§ WORK TO BE COMPLETED: As the answer, give every line of the records that includes the word "title".

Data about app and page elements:

───

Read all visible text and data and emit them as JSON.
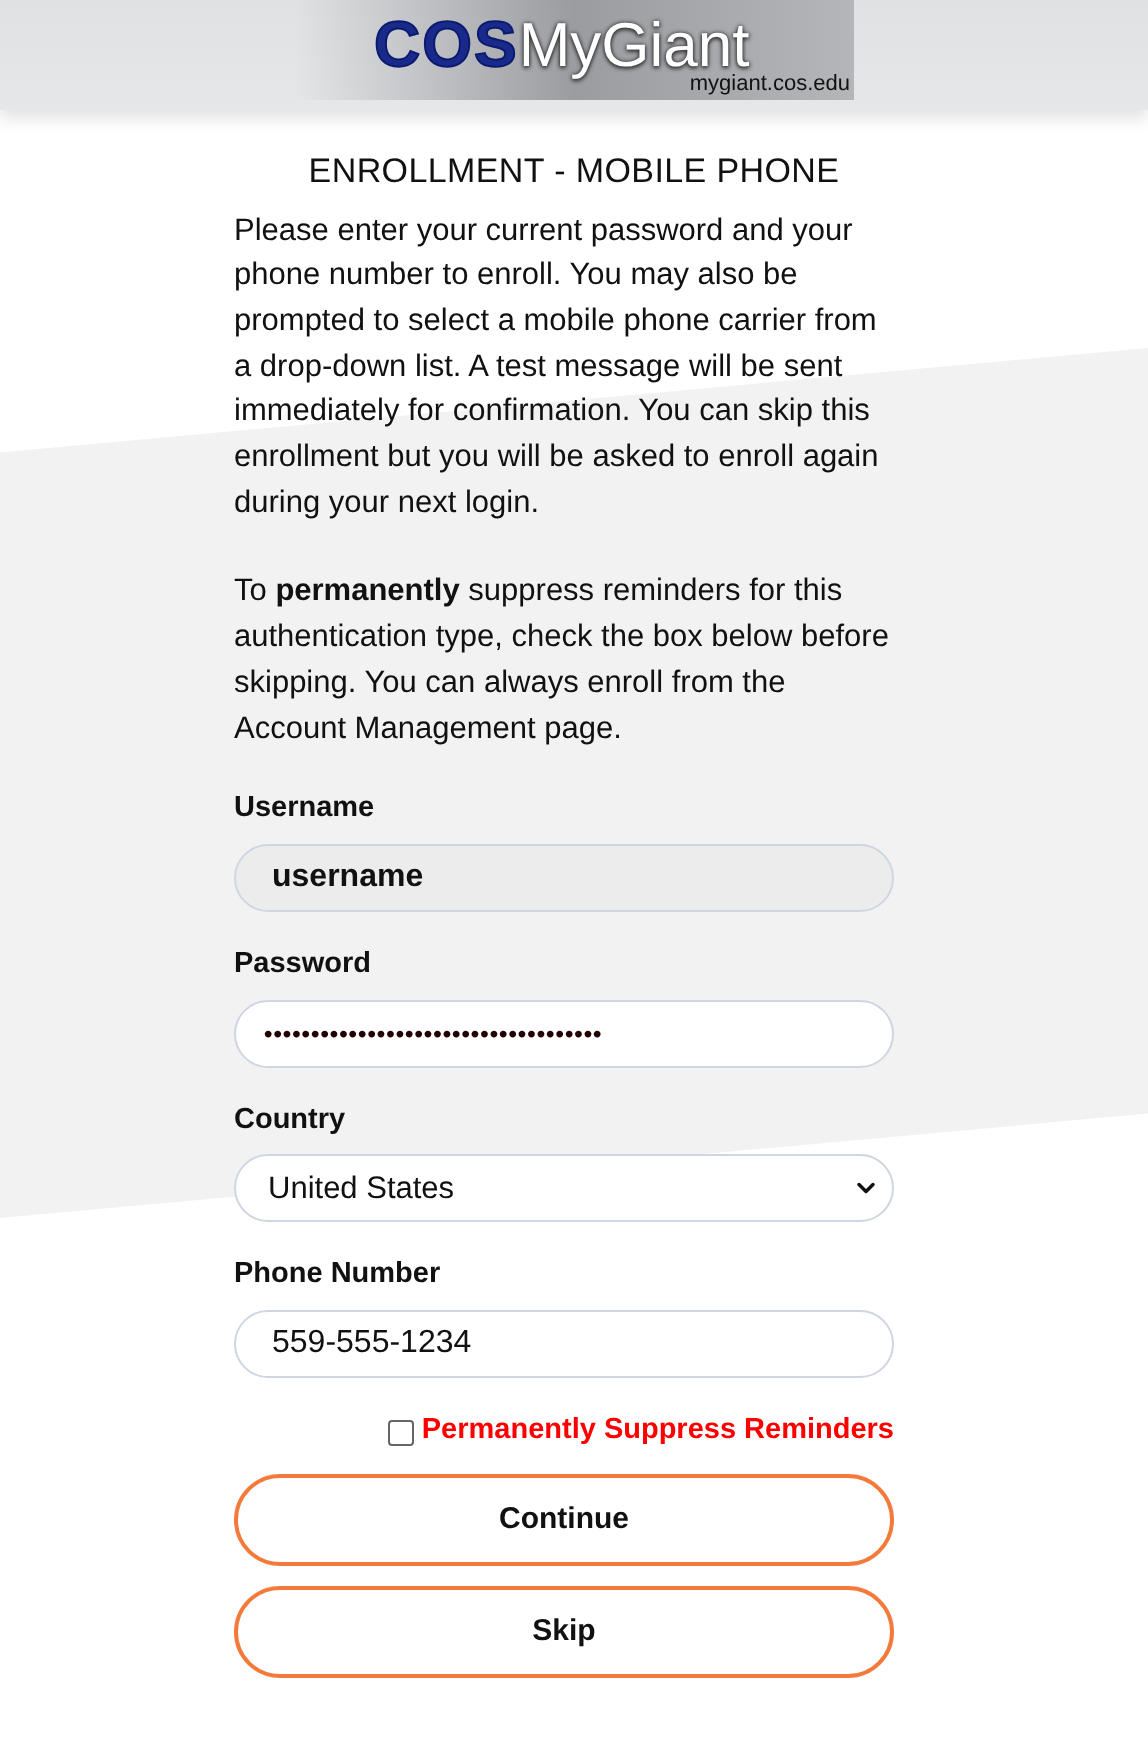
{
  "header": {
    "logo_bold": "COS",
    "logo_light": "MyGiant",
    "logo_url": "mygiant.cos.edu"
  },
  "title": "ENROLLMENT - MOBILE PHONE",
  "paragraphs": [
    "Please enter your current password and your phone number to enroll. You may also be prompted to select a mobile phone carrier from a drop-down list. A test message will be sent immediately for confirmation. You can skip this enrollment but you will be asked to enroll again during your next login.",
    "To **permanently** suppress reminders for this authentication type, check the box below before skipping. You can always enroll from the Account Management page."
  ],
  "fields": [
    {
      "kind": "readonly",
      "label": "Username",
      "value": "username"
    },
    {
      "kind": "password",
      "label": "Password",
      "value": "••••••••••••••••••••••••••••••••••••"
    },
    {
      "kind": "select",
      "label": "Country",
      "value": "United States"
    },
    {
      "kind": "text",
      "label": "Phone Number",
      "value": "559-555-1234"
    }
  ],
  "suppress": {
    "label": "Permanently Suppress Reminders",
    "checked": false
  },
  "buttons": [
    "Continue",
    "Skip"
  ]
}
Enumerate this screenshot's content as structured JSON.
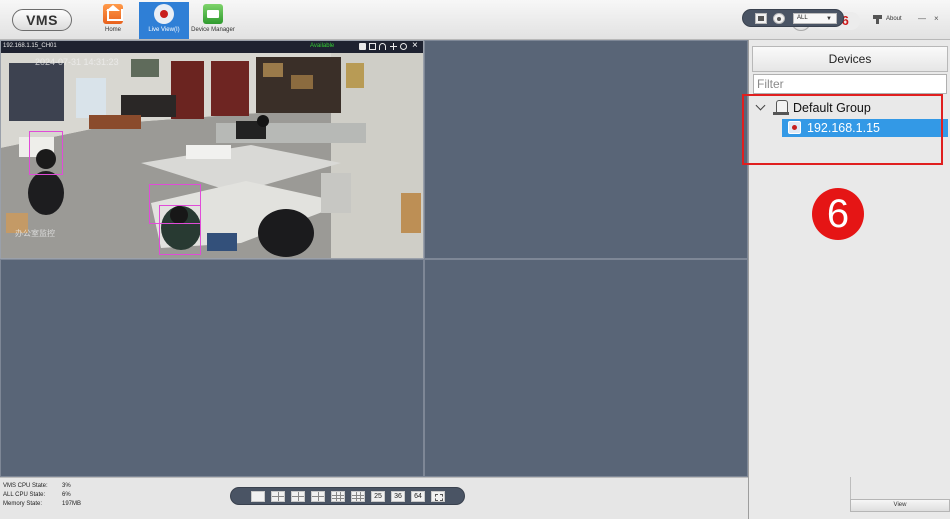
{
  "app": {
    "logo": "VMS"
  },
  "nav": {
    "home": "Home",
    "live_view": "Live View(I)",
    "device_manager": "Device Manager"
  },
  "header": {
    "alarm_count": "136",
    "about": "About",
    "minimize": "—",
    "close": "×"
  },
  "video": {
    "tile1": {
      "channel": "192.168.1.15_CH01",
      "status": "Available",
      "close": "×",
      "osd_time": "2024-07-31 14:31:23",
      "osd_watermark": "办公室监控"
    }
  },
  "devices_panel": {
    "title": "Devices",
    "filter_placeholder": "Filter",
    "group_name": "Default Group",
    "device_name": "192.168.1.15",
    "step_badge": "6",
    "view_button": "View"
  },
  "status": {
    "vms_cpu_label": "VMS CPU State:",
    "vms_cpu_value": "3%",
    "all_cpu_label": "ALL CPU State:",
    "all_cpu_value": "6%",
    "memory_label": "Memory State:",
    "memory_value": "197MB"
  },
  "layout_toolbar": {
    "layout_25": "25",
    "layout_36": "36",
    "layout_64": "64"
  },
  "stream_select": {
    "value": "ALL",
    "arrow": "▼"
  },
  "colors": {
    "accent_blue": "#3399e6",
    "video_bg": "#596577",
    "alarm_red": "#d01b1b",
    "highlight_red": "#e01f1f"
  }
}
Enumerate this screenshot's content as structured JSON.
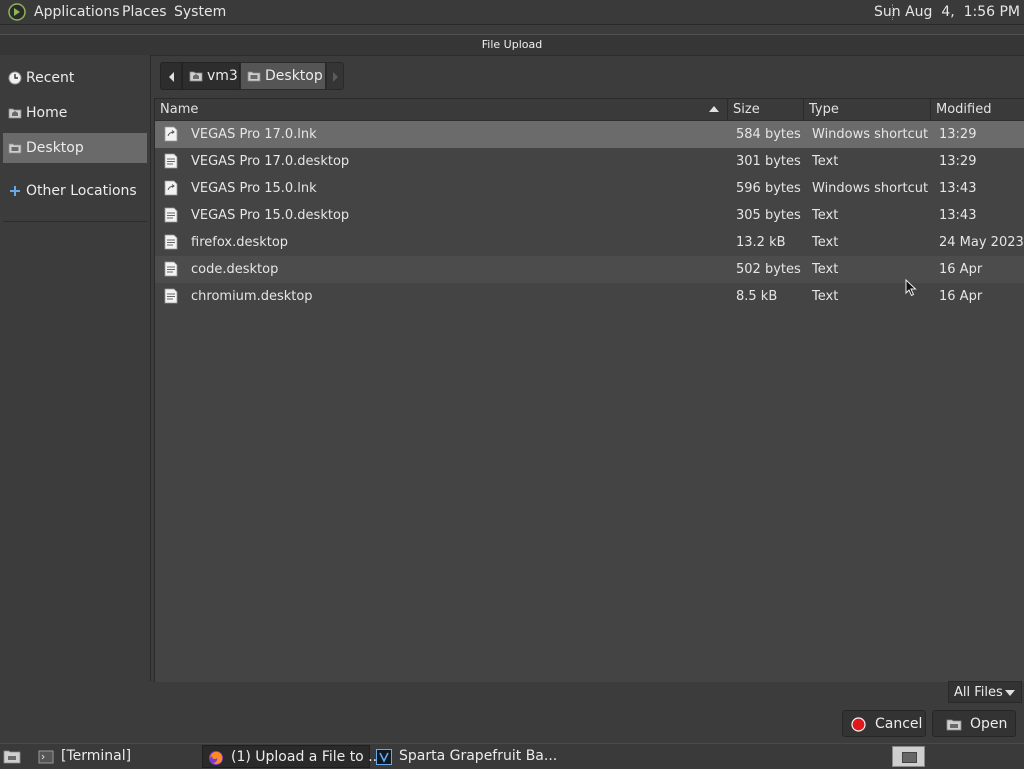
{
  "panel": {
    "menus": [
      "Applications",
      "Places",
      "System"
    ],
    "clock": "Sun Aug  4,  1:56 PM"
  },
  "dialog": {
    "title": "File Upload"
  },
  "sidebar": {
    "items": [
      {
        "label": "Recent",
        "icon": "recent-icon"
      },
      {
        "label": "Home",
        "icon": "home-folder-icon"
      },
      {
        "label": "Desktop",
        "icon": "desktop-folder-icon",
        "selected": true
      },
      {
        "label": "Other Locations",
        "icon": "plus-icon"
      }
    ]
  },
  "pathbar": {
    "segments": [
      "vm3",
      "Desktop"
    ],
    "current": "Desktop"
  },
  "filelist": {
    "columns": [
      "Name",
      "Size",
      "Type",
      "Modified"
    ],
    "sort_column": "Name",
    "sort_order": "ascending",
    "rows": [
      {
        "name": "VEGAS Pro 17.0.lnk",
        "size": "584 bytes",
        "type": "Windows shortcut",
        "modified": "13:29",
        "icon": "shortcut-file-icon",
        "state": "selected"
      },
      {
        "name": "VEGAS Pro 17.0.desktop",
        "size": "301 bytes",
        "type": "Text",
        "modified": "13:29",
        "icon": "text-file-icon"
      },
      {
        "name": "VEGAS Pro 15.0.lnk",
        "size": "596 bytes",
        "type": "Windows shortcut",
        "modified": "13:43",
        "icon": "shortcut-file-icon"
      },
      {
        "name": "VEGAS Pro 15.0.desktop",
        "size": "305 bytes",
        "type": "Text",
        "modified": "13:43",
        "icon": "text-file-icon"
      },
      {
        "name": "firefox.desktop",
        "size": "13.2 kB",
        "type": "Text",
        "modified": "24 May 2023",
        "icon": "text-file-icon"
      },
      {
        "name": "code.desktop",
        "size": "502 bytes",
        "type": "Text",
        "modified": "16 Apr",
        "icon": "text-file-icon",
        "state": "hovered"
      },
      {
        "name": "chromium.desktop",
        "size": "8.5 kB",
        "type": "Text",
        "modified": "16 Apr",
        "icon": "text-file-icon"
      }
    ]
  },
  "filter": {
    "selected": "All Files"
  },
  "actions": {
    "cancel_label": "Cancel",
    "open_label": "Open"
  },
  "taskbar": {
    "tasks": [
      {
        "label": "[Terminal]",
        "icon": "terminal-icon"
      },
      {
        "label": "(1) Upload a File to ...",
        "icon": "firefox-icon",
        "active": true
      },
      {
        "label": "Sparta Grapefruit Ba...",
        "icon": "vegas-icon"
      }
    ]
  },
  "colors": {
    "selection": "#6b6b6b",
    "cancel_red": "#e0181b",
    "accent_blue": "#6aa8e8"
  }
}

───

§ EXPECTED ANSWER:
  "title": "ENROLLMENT - MOBILE PHONE",
    "title": "Devices",
    "title": "File Upload"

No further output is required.